→ **About this task**:
Write only the number of lines below in which "interviews" occurs.

[Collected data entries]

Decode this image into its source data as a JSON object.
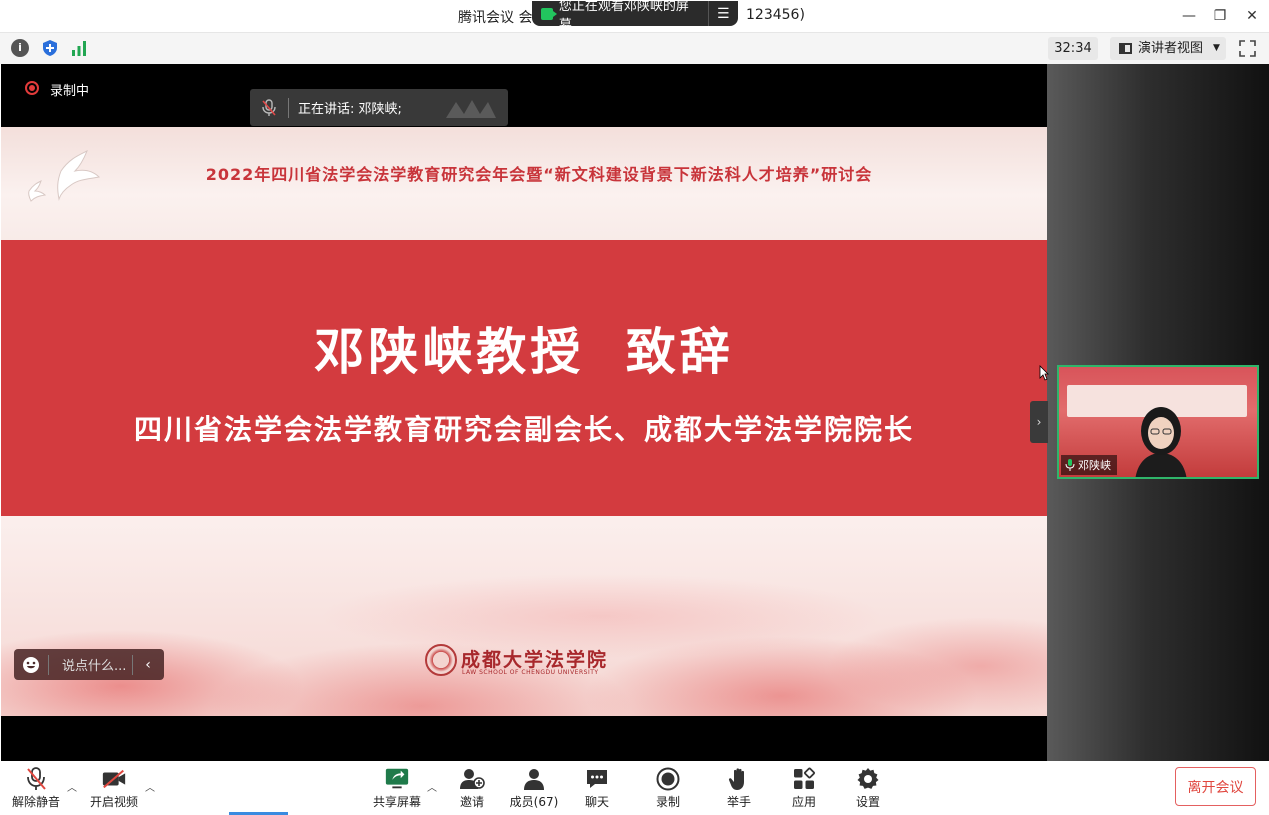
{
  "window": {
    "title_prefix": "腾讯会议 会",
    "title_suffix": "123456)",
    "viewing_notice": "您正在观看邓陕峡的屏幕",
    "controls": {
      "minimize": "—",
      "restore": "❐",
      "close": "✕"
    }
  },
  "infobar": {
    "timer": "32:34",
    "view_mode": "演讲者视图",
    "info_icon": "i"
  },
  "stage": {
    "recording_label": "录制中",
    "speaking_label": "正在讲话: 邓陕峡;"
  },
  "slide": {
    "header": "2022年四川省法学会法学教育研究会年会暨“新文科建设背景下新法科人才培养”研讨会",
    "title": "邓陕峡教授  致辞",
    "subtitle": "四川省法学会法学教育研究会副会长、成都大学法学院院长",
    "school_name": "成都大学法学院",
    "school_name_en": "LAW SCHOOL OF CHENGDU UNIVERSITY"
  },
  "chat": {
    "placeholder": "说点什么...",
    "collapse": "‹"
  },
  "participant": {
    "name": "邓陕峡"
  },
  "toolbar": {
    "unmute": "解除静音",
    "start_video": "开启视频",
    "share_screen": "共享屏幕",
    "invite": "邀请",
    "members": "成员(67)",
    "chat": "聊天",
    "record": "录制",
    "raise_hand": "举手",
    "apps": "应用",
    "settings": "设置",
    "leave": "离开会议"
  },
  "colors": {
    "accent_green": "#22c55e",
    "slide_red": "#d33b3f",
    "leave_red": "#e0473f",
    "recording_red": "#e23b3b"
  }
}
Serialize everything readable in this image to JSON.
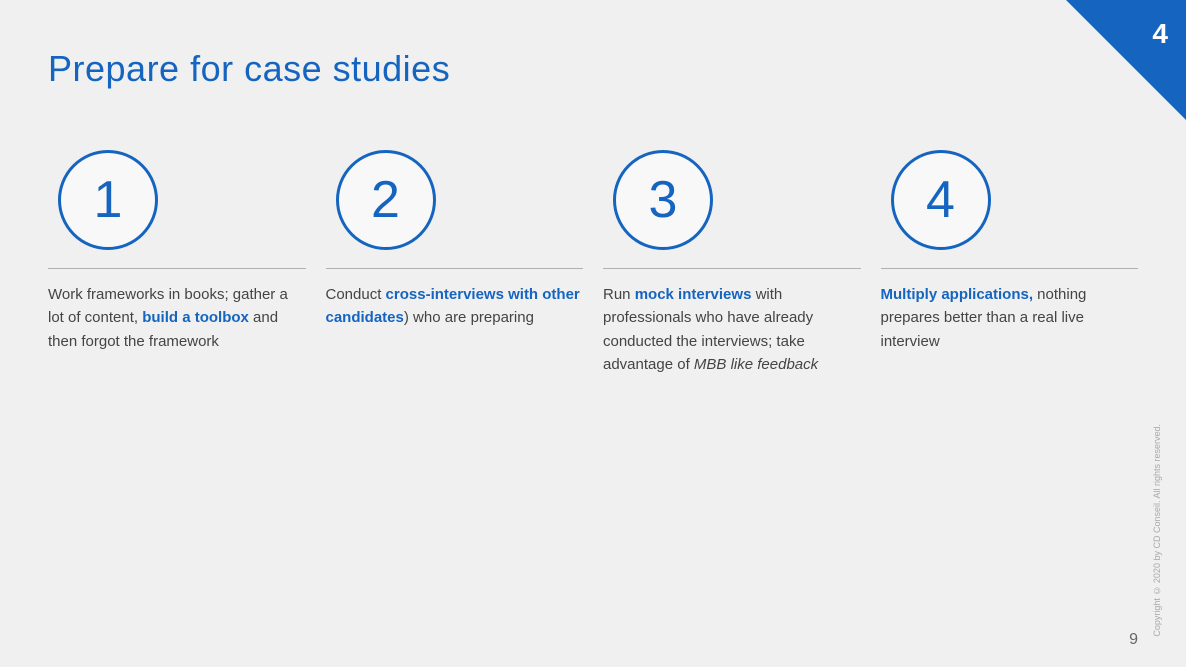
{
  "slide": {
    "title": "Prepare for case studies",
    "corner_number": "4",
    "page_number": "9",
    "copyright": "Copyright © 2020 by CD Conseil. All rights reserved."
  },
  "steps": [
    {
      "id": 1,
      "number": "1",
      "text_parts": [
        {
          "text": "Work frameworks in books; gather a lot of content, ",
          "type": "normal"
        },
        {
          "text": "build a toolbox",
          "type": "highlight"
        },
        {
          "text": " and then forgot the framework",
          "type": "normal"
        }
      ]
    },
    {
      "id": 2,
      "number": "2",
      "text_parts": [
        {
          "text": "Conduct ",
          "type": "normal"
        },
        {
          "text": "cross-interviews with other candidates",
          "type": "highlight"
        },
        {
          "text": ") who are preparing",
          "type": "normal"
        }
      ]
    },
    {
      "id": 3,
      "number": "3",
      "text_parts": [
        {
          "text": "Run ",
          "type": "normal"
        },
        {
          "text": "mock interviews",
          "type": "highlight"
        },
        {
          "text": " with professionals who have already conducted the interviews; take advantage of ",
          "type": "normal"
        },
        {
          "text": "MBB like feedback",
          "type": "italic"
        }
      ]
    },
    {
      "id": 4,
      "number": "4",
      "text_parts": [
        {
          "text": "Multiply applications,",
          "type": "highlight"
        },
        {
          "text": " nothing prepares better than a real live interview",
          "type": "normal"
        }
      ]
    }
  ]
}
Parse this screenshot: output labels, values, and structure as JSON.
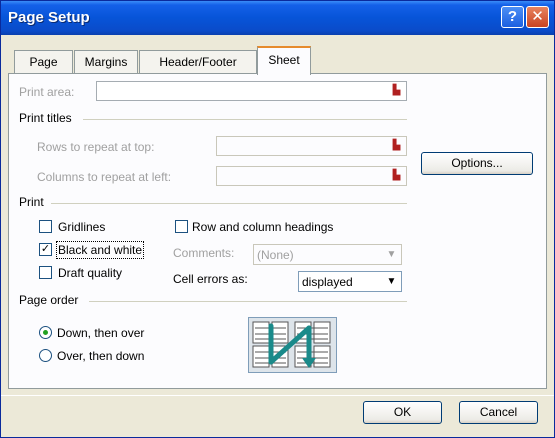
{
  "window": {
    "title": "Page Setup"
  },
  "titlebar": {
    "help_glyph": "?",
    "close_glyph": "✕"
  },
  "tabs": [
    {
      "label": "Page",
      "active": false
    },
    {
      "label": "Margins",
      "active": false
    },
    {
      "label": "Header/Footer",
      "active": false
    },
    {
      "label": "Sheet",
      "active": true
    }
  ],
  "print_area": {
    "label": "Print area:",
    "value": ""
  },
  "print_titles": {
    "heading": "Print titles",
    "rows_label": "Rows to repeat at top:",
    "rows_value": "",
    "cols_label": "Columns to repeat at left:",
    "cols_value": ""
  },
  "options_button": "Options...",
  "print": {
    "heading": "Print",
    "gridlines": {
      "label": "Gridlines",
      "checked": false
    },
    "black_and_white": {
      "label": "Black and white",
      "checked": true
    },
    "draft_quality": {
      "label": "Draft quality",
      "checked": false
    },
    "row_col_headings": {
      "label": "Row and column headings",
      "checked": false
    },
    "comments_label": "Comments:",
    "comments_value": "(None)",
    "cell_errors_label": "Cell errors as:",
    "cell_errors_value": "displayed"
  },
  "page_order": {
    "heading": "Page order",
    "down_then_over": {
      "label": "Down, then over",
      "selected": true
    },
    "over_then_down": {
      "label": "Over, then down",
      "selected": false
    }
  },
  "footer": {
    "ok": "OK",
    "cancel": "Cancel"
  },
  "colors": {
    "title_bar": "#0754d8",
    "tab_highlight": "#e68b2c",
    "radio_dot": "#21a121",
    "order_arrow": "#1a8a8a"
  }
}
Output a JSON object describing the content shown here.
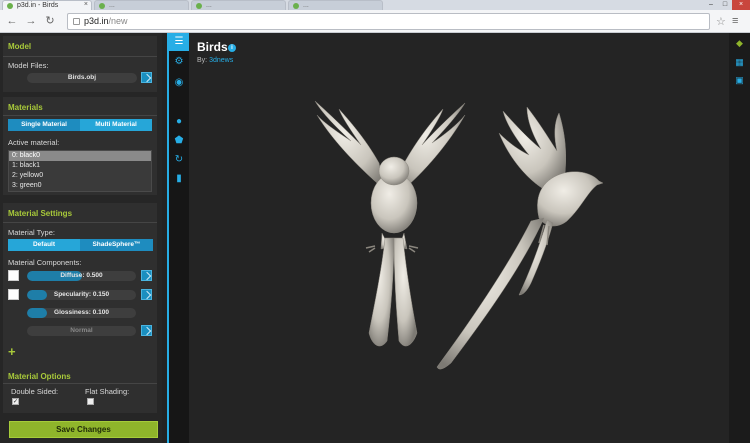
{
  "browser": {
    "tabs": [
      {
        "label": "p3d.in - Birds",
        "active": true
      },
      {
        "label": "...",
        "active": false
      },
      {
        "label": "...",
        "active": false
      },
      {
        "label": "...",
        "active": false
      }
    ],
    "url_host": "p3d.in",
    "url_path": "/new"
  },
  "panel": {
    "model": {
      "title": "Model",
      "files_label": "Model Files:",
      "file_name": "Birds.obj"
    },
    "materials": {
      "title": "Materials",
      "single_label": "Single Material",
      "multi_label": "Multi Material",
      "active_label": "Active material:",
      "items": [
        "0: black0",
        "1: black1",
        "2: yellow0",
        "3: green0"
      ],
      "selected_index": 0
    },
    "material_settings": {
      "title": "Material Settings",
      "type_label": "Material Type:",
      "default_label": "Default",
      "shadesphere_label": "ShadeSphere™",
      "components_label": "Material Components:",
      "diffuse": {
        "text": "Diffuse: 0.500",
        "value": 0.5
      },
      "specularity": {
        "text": "Specularity: 0.150",
        "value": 0.15
      },
      "glossiness": {
        "text": "Glossiness: 0.100",
        "value": 0.1
      },
      "normal_label": "Normal"
    },
    "material_options": {
      "title": "Material Options",
      "double_sided_label": "Double Sided:",
      "double_sided": true,
      "flat_shading_label": "Flat Shading:",
      "flat_shading": false
    },
    "save_label": "Save Changes"
  },
  "viewport": {
    "title": "Birds",
    "by_label": "By:",
    "author": "3dnews"
  },
  "colors": {
    "accent": "#27aee6",
    "section_title": "#a8c93a",
    "save_button": "#8fb52b"
  }
}
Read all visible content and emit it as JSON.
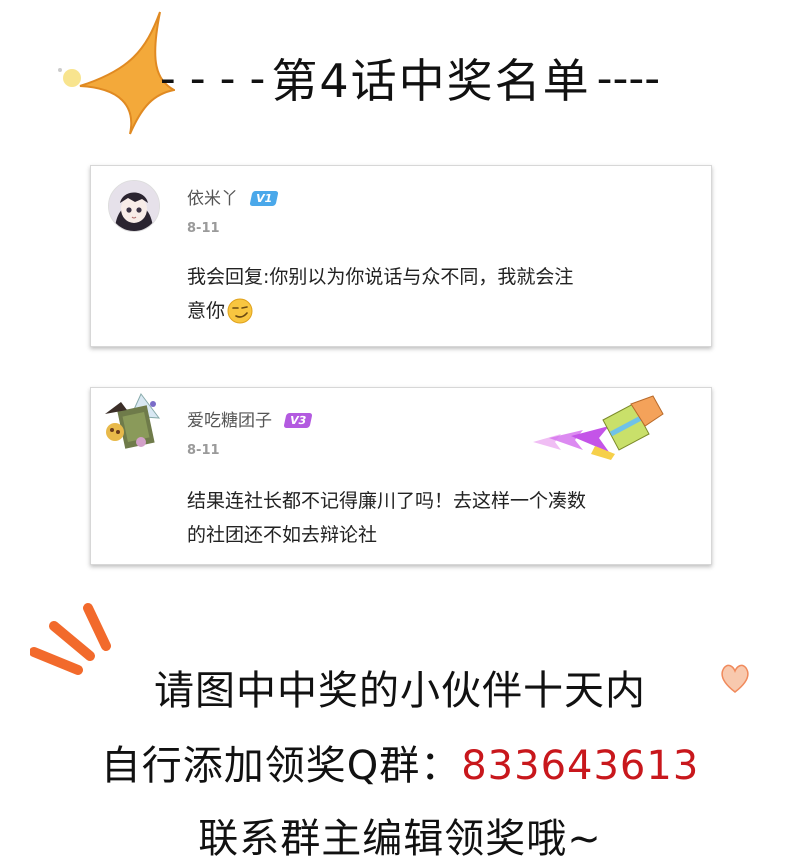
{
  "header": {
    "dashes_left": "- - - -",
    "title": "第4话中奖名单",
    "dashes_right": "----"
  },
  "comments": [
    {
      "username": "依米丫",
      "vip": "V1",
      "vip_color": "#4aa8ea",
      "date": "8-11",
      "text_line1": "我会回复:你别以为你说话与众不同，我就会注",
      "text_line2": "意你",
      "emoji": "smirk-emoji"
    },
    {
      "username": "爱吃糖团子",
      "vip": "V3",
      "vip_color": "#b35ae0",
      "date": "8-11",
      "text_line1": "结果连社长都不记得廉川了吗！去这样一个凑数",
      "text_line2": "的社团还不如去辩论社",
      "decoration": "paintbrush-icon"
    }
  ],
  "notice": {
    "line1": "请图中中奖的小伙伴十天内",
    "line2_prefix": "自行添加领奖Q群：",
    "line2_number": "833643613",
    "line3": "联系群主编辑领奖哦~",
    "accent_color": "#c8171c"
  },
  "colors": {
    "star": "#f3a93a",
    "deco_lines": "#f26a2c",
    "heart": "#f5b08a"
  }
}
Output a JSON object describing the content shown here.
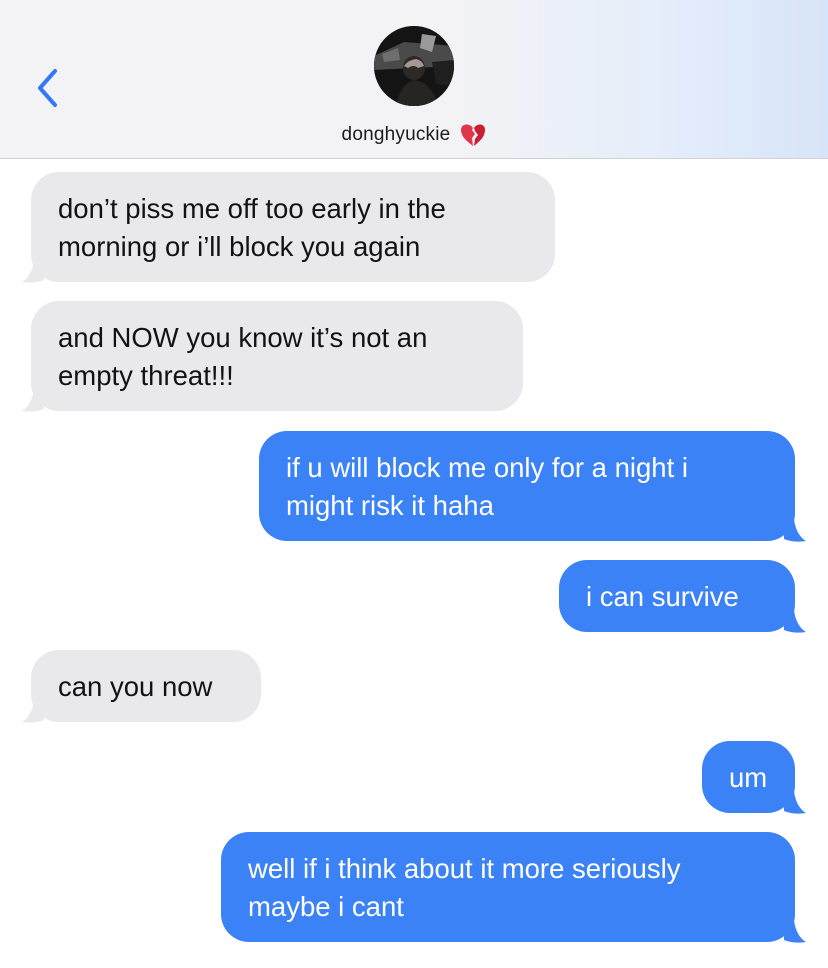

→ **Response to the task**:
3